You don't have to be defeated! Learning to minimize the effects of heat is the key.
Overheating can aggravate a multitude of symptoms. Increased fatigue, weakness, and visual disturbances are just a few of the problems that may occur when the body's interior temperature rises.
This may happen when the mercury climbs on a hot summer day. It can also occur during exercise or exposure to any hot environment anywhere such as saunas and hot tubs.
Some common minimizers are:
Drink plenty of fluids.
- Water is the fluid of choice.
- Drinking cool water can help keep you cool.
- Avoid caffeine as this acts as a diuretic.
Use fans, air conditioning, even hand-held spray bottles.
- Air-conditioners can be tax-deductible with a document from your physician.
Exercise in a cool environment.
- If you are exercising outside, pick the cooler times of the day, usually early morning or evening.
- If exercising inside, using air conditioning or a fan can help maintain body temperature at an appropriate level.
- Exercising in cool water (recommended temperature 80-84 degrees) is an excellent way to combat heat during physical activity.
Wear commercial cooling garments such as vests, headbands and neckbands — many athletes use them.
- A simple damp towel can be helpful, if you do not have one of these products.

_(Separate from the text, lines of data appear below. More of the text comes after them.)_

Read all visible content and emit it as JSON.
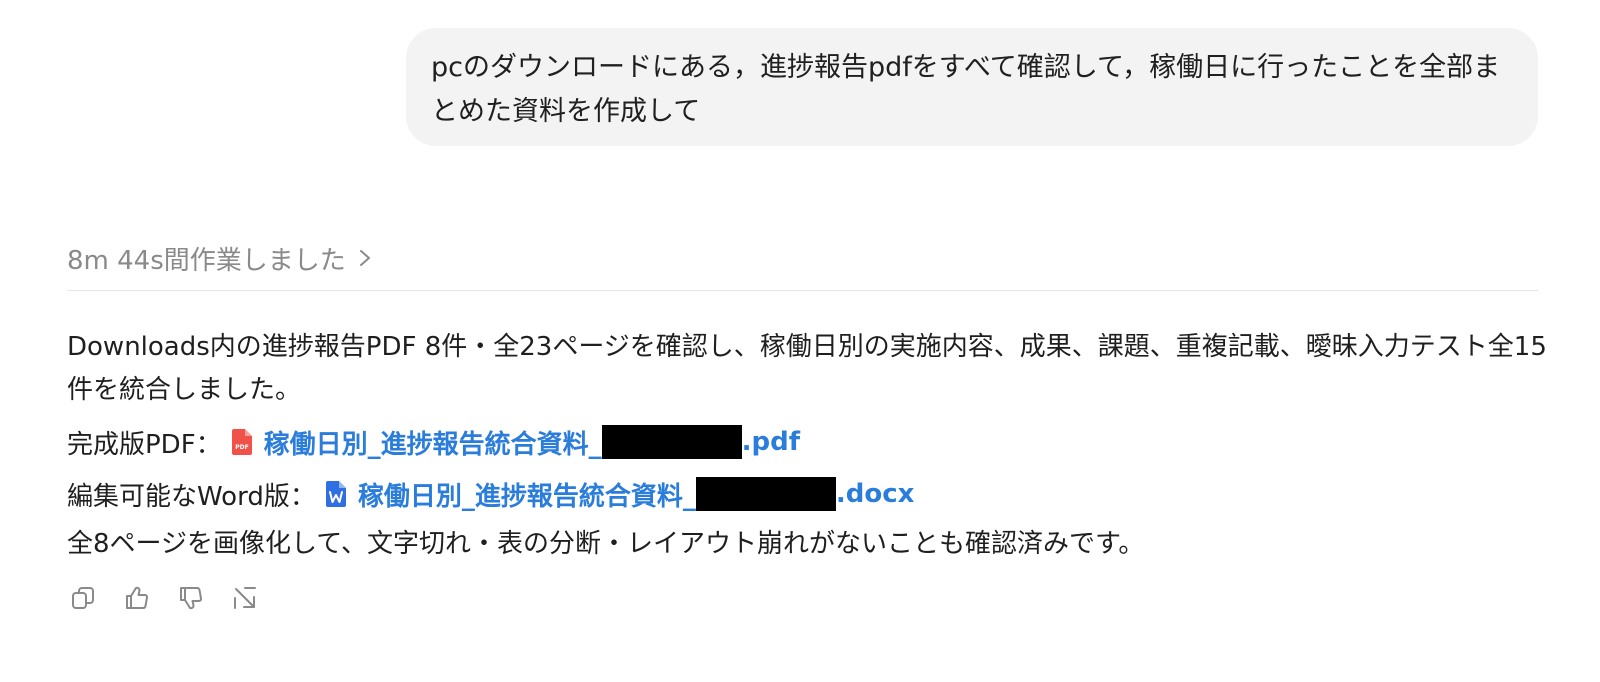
{
  "user_message": {
    "text": "pcのダウンロードにある，進捗報告pdfをすべて確認して，稼働日に行ったことを全部まとめた資料を作成して"
  },
  "worked": {
    "label": "8m 44s間作業しました",
    "icon": "chevron-right-icon"
  },
  "response": {
    "summary": "Downloads内の進捗報告PDF 8件・全23ページを確認し、稼働日別の実施内容、成果、課題、重複記載、曖昧入力テスト全15件を統合しました。",
    "pdf_line": {
      "label": "完成版PDF：",
      "icon": "pdf-file-icon",
      "link_prefix": "稼働日別_進捗報告統合資料_",
      "link_suffix": ".pdf"
    },
    "word_line": {
      "label": "編集可能なWord版：",
      "icon": "word-file-icon",
      "link_prefix": "稼働日別_進捗報告統合資料_",
      "link_suffix": ".docx"
    },
    "closing": "全8ページを画像化して、文字切れ・表の分断・レイアウト崩れがないことも確認済みです。"
  },
  "actions": [
    {
      "icon": "copy-icon"
    },
    {
      "icon": "thumbs-up-icon"
    },
    {
      "icon": "thumbs-down-icon"
    },
    {
      "icon": "share-icon"
    }
  ],
  "colors": {
    "link": "#2b7ddc",
    "pdf_icon": "#f0524a",
    "word_icon": "#2f6fe4",
    "muted": "#8a8a8a",
    "bubble_bg": "#f3f3f3"
  }
}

- Traditional wide brimmed hats and light-colored loose clothing also help.
Try “pre-cooling” to decrease the heating effects of exercise. Pre-cooling may increase the time it takes for the core body temperature to rise.
- Get into a bathtub of cool water. The water temperature should be comfortably lukewarm to start. Continue adding cooler water over a period of 20-30 minutes.
- Submersion of the upper body in cool water will provide the optimal benefit.
A cool bath or shower can also help reduce core body temperature following activity or exposure to a hot environment.
So, don't be discouraged by the heat of the summer months. Find the strategies that work best for you, because YOU CAN beat the heat!
Contributing editors: Staff, Can Do Multiple Sclerosis